Although there are many people around the world that suffer from anxiety, the physical symptoms of anxiety and panic attacks are often unique to the individual and the situation that they find themselves in. One of the more obscure physical symptoms that have been reported is the sensation of choking or having a tight or constricted throat. This might sound dangerous, but it’s only the sensation of choking, not the act itself, however if this is repeatedly happening to you, consider visiting your doctors.
With a lot of physical symptoms of anxiety, they’re often triggered by a release of the stress hormone cortisol or the chemical adrenaline in the caveman part of our brain. This is the survival-driven part of our brain that our newer, rational cortex grew on top of. Its primary concern is keeping us alive, so when our brain perceives a threat, it releases these stress chemicals and activates a response called the fight, flight or freeze response. This puts our body on high alert, and as a result, our body prepares to either fight, flight or freeze.
Why Does Anxiety Cause Choking?
Honestly, medical circles don’t have a conclusive answer on this. The normal causes of physical anxiety symptoms stem from our body’s natural reaction to a change in circulation, hyperventilation or a shift in chemical balance, however none of these affect the throat or the action of swallowing.
Instead, it’s been suggested that the sensation might be to do with the fact that when our body is in survival mode, we become hypersensitive to any changes in our body. Whilst dry mouth has been commonly associated with anxiety and anxiety attacks, choking and trouble swallowing has not, so it could be to do with us picking up on any slight changes in the body and fixating on them, worrying about them, until they become a self-fulfilling prophecy.

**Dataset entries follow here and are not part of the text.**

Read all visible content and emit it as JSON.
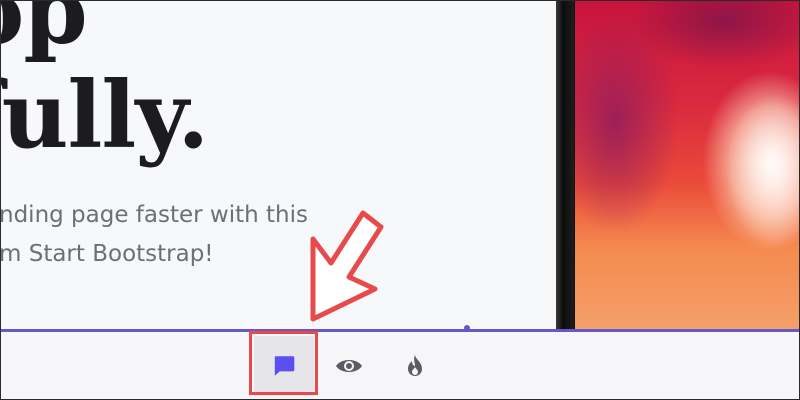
{
  "hero": {
    "heading_lines": "op\nfully.",
    "lead_text": "nding page faster with this\nm Start Bootstrap!"
  },
  "tabbar": {
    "tabs": [
      {
        "icon": "chat-bubble-icon",
        "selected": true
      },
      {
        "icon": "eye-icon",
        "selected": false
      },
      {
        "icon": "fire-icon",
        "selected": false
      }
    ],
    "accent_color": "#6758c7",
    "icon_color": "#5a5d66"
  },
  "annotation": {
    "color": "#e74a4a",
    "target": "chat-bubble-icon"
  }
}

How Can I Stop This Symptom?
Considering we don’t know the biological process behind the symptom, it’s pretty tricky to stop the symptom itself, so as always, it’s best to consult your doctor if this is causing you concern.
Alternatively, you can try some breathing exercises to lower your heart rate and try and calm your nervous system.
Of course, in order to prevent the symptoms of anxiety occurring in the first place, you need to manage or build strategies to tackle your anxiety. There are several options available including CBT (Cognitive Behavioural Therapy), mindfulness, medication and group therapy. If you’re unsure, please contact your GP for more information.